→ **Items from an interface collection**
+-------+
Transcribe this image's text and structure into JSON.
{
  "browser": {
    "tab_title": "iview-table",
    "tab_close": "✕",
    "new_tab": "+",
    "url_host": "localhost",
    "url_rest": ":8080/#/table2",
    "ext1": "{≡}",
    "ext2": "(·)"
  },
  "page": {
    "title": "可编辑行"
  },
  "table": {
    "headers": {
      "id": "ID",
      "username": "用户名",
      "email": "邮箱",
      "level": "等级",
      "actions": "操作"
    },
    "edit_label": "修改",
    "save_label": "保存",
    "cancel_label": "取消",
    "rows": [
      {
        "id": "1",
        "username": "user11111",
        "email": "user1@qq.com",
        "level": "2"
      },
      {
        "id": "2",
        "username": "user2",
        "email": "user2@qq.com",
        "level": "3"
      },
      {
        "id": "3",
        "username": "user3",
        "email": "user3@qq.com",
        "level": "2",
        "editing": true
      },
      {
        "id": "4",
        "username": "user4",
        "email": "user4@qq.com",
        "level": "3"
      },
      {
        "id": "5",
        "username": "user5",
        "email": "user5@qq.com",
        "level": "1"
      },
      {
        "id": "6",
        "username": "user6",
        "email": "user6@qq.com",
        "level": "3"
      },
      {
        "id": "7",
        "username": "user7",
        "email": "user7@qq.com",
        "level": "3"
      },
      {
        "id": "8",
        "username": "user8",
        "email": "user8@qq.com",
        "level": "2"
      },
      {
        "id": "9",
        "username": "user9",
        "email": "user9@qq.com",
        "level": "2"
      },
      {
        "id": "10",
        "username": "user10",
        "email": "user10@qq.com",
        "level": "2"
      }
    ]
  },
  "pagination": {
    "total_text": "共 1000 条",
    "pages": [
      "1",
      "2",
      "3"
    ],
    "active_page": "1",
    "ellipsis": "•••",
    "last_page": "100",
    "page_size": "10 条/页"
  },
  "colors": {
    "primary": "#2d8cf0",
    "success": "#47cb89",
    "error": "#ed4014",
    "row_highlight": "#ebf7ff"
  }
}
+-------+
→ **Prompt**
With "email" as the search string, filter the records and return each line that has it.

→ **Answer space**
      "email": "邮箱",
        "email": "user1@qq.com",
        "email": "user2@qq.com",
        "email": "user3@qq.com",
        "email": "user4@qq.com",
        "email": "user5@qq.com",
        "email": "user6@qq.com",
        "email": "user7@qq.com",
        "email": "user8@qq.com",
        "email": "user9@qq.com",
        "email": "user10@qq.com",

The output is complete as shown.